For all the absurdities of Queensland's anti-bikies legislation, its bill cracking down on parties is probably worse, writes Chris Berg.
Every government has a reform program of some description. The reform program of Campbell Newman's Queensland government is to expand, to a ludicrous and dangerous extent, the powers of the police.
Admittedly, the title of the Police Powers and Responsibilities and Other Legislation Amendment Bill doesn't have the same sort of grunting aggression as the Vicious Lawless Association Disestablishment Bill, which was passed earlier this year to target bikies.
But for all the absurdities of the anti-bikies legislation, the bill currently being considered by the Queensland parliament is probably worse.
The bogey-man in this bill is "out-of-control" parties. No doubt you can conjure up such a threat to public order in your mind. Hundreds of drunk teenagers spilling out on the street and damaging nearby property.
But according to the draft bill, a party is a gathering of twelve or more people. And it is considered out-of-control if three people at that party do something like be drunk in a public place, cause excessive noise, unreasonably block the path of a pedestrian, litter in a way that might cause harm to the environment, or use "indecent" language.
The punishment for holding a party that gets out-of-control? A $12,000 fine or a year's jail. In other words, a party host is punished for the actions of party guests. For good measure, the bill allows police to enter property uninvited without a warrant.
Out of control parties are a classic moral panic. They involve teenagers. They involve alcohol. They involve new technologies - house parties are now being organised on social media. This apparently makes them worse than they used to be.

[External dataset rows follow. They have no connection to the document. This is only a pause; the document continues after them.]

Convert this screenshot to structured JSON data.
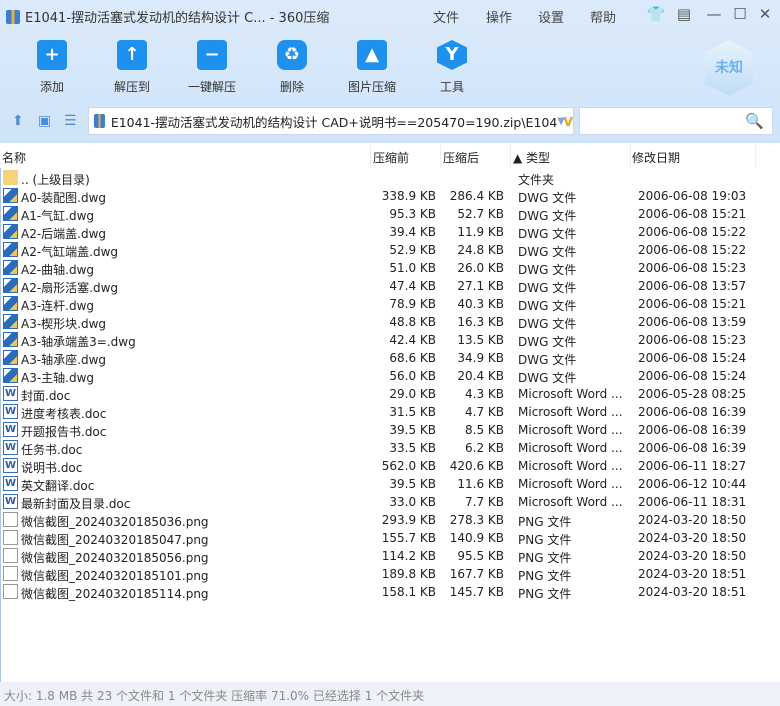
{
  "window": {
    "title": "E1041-摆动活塞式发动机的结构设计 C... - 360压缩"
  },
  "menu": [
    "文件",
    "操作",
    "设置",
    "帮助"
  ],
  "toolbar": [
    {
      "label": "添加",
      "glyph": "+"
    },
    {
      "label": "解压到",
      "glyph": "↑"
    },
    {
      "label": "一键解压",
      "glyph": "−"
    },
    {
      "label": "删除",
      "glyph": "♻"
    },
    {
      "label": "图片压缩",
      "glyph": "▲"
    },
    {
      "label": "工具",
      "glyph": "Y"
    }
  ],
  "badge": "未知",
  "address": {
    "path": "E1041-摆动活塞式发动机的结构设计 CAD+说明书==205470=190.zip\\E104"
  },
  "search": {
    "placeholder": ""
  },
  "columns": {
    "name": "名称",
    "before": "压缩前",
    "after": "压缩后",
    "type": "▲ 类型",
    "date": "修改日期"
  },
  "files": [
    {
      "icon": "folder",
      "name": ".. (上级目录)",
      "before": "",
      "after": "",
      "type": "文件夹",
      "date": ""
    },
    {
      "icon": "dwg",
      "name": "A0-装配图.dwg",
      "before": "338.9 KB",
      "after": "286.4 KB",
      "type": "DWG 文件",
      "date": "2006-06-08 19:03"
    },
    {
      "icon": "dwg",
      "name": "A1-气缸.dwg",
      "before": "95.3 KB",
      "after": "52.7 KB",
      "type": "DWG 文件",
      "date": "2006-06-08 15:21"
    },
    {
      "icon": "dwg",
      "name": "A2-后端盖.dwg",
      "before": "39.4 KB",
      "after": "11.9 KB",
      "type": "DWG 文件",
      "date": "2006-06-08 15:22"
    },
    {
      "icon": "dwg",
      "name": "A2-气缸端盖.dwg",
      "before": "52.9 KB",
      "after": "24.8 KB",
      "type": "DWG 文件",
      "date": "2006-06-08 15:22"
    },
    {
      "icon": "dwg",
      "name": "A2-曲轴.dwg",
      "before": "51.0 KB",
      "after": "26.0 KB",
      "type": "DWG 文件",
      "date": "2006-06-08 15:23"
    },
    {
      "icon": "dwg",
      "name": "A2-扇形活塞.dwg",
      "before": "47.4 KB",
      "after": "27.1 KB",
      "type": "DWG 文件",
      "date": "2006-06-08 13:57"
    },
    {
      "icon": "dwg",
      "name": "A3-连杆.dwg",
      "before": "78.9 KB",
      "after": "40.3 KB",
      "type": "DWG 文件",
      "date": "2006-06-08 15:21"
    },
    {
      "icon": "dwg",
      "name": "A3-楔形块.dwg",
      "before": "48.8 KB",
      "after": "16.3 KB",
      "type": "DWG 文件",
      "date": "2006-06-08 13:59"
    },
    {
      "icon": "dwg",
      "name": "A3-轴承端盖3=.dwg",
      "before": "42.4 KB",
      "after": "13.5 KB",
      "type": "DWG 文件",
      "date": "2006-06-08 15:23"
    },
    {
      "icon": "dwg",
      "name": "A3-轴承座.dwg",
      "before": "68.6 KB",
      "after": "34.9 KB",
      "type": "DWG 文件",
      "date": "2006-06-08 15:24"
    },
    {
      "icon": "dwg",
      "name": "A3-主轴.dwg",
      "before": "56.0 KB",
      "after": "20.4 KB",
      "type": "DWG 文件",
      "date": "2006-06-08 15:24"
    },
    {
      "icon": "doc",
      "name": "封面.doc",
      "before": "29.0 KB",
      "after": "4.3 KB",
      "type": "Microsoft Word ...",
      "date": "2006-05-28 08:25"
    },
    {
      "icon": "doc",
      "name": "进度考核表.doc",
      "before": "31.5 KB",
      "after": "4.7 KB",
      "type": "Microsoft Word ...",
      "date": "2006-06-08 16:39"
    },
    {
      "icon": "doc",
      "name": "开题报告书.doc",
      "before": "39.5 KB",
      "after": "8.5 KB",
      "type": "Microsoft Word ...",
      "date": "2006-06-08 16:39"
    },
    {
      "icon": "doc",
      "name": "任务书.doc",
      "before": "33.5 KB",
      "after": "6.2 KB",
      "type": "Microsoft Word ...",
      "date": "2006-06-08 16:39"
    },
    {
      "icon": "doc",
      "name": "说明书.doc",
      "before": "562.0 KB",
      "after": "420.6 KB",
      "type": "Microsoft Word ...",
      "date": "2006-06-11 18:27"
    },
    {
      "icon": "doc",
      "name": "英文翻译.doc",
      "before": "39.5 KB",
      "after": "11.6 KB",
      "type": "Microsoft Word ...",
      "date": "2006-06-12 10:44"
    },
    {
      "icon": "doc",
      "name": "最新封面及目录.doc",
      "before": "33.0 KB",
      "after": "7.7 KB",
      "type": "Microsoft Word ...",
      "date": "2006-06-11 18:31"
    },
    {
      "icon": "png",
      "name": "微信截图_20240320185036.png",
      "before": "293.9 KB",
      "after": "278.3 KB",
      "type": "PNG 文件",
      "date": "2024-03-20 18:50"
    },
    {
      "icon": "png",
      "name": "微信截图_20240320185047.png",
      "before": "155.7 KB",
      "after": "140.9 KB",
      "type": "PNG 文件",
      "date": "2024-03-20 18:50"
    },
    {
      "icon": "png",
      "name": "微信截图_20240320185056.png",
      "before": "114.2 KB",
      "after": "95.5 KB",
      "type": "PNG 文件",
      "date": "2024-03-20 18:50"
    },
    {
      "icon": "png",
      "name": "微信截图_20240320185101.png",
      "before": "189.8 KB",
      "after": "167.7 KB",
      "type": "PNG 文件",
      "date": "2024-03-20 18:51"
    },
    {
      "icon": "png",
      "name": "微信截图_20240320185114.png",
      "before": "158.1 KB",
      "after": "145.7 KB",
      "type": "PNG 文件",
      "date": "2024-03-20 18:51"
    }
  ],
  "status": "大小: 1.8 MB 共 23 个文件和 1 个文件夹 压缩率 71.0% 已经选择 1 个文件夹"
}
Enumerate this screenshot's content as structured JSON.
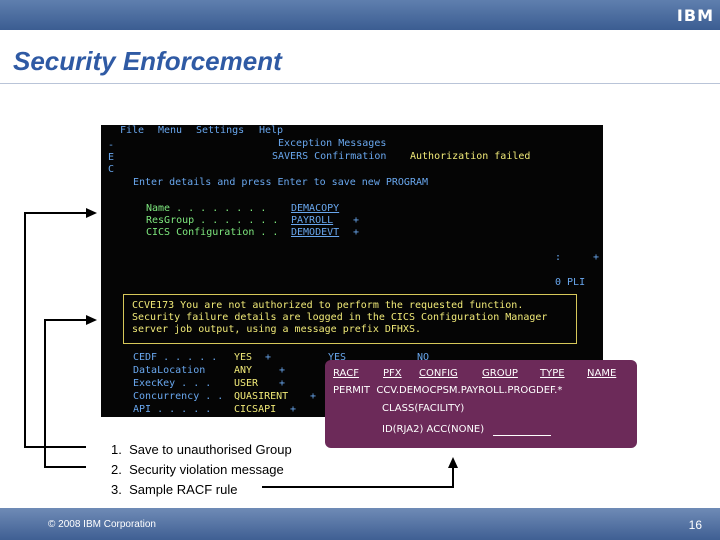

Queensland party crackdown out of control - The Drum (Australian Broadcasting Corporation)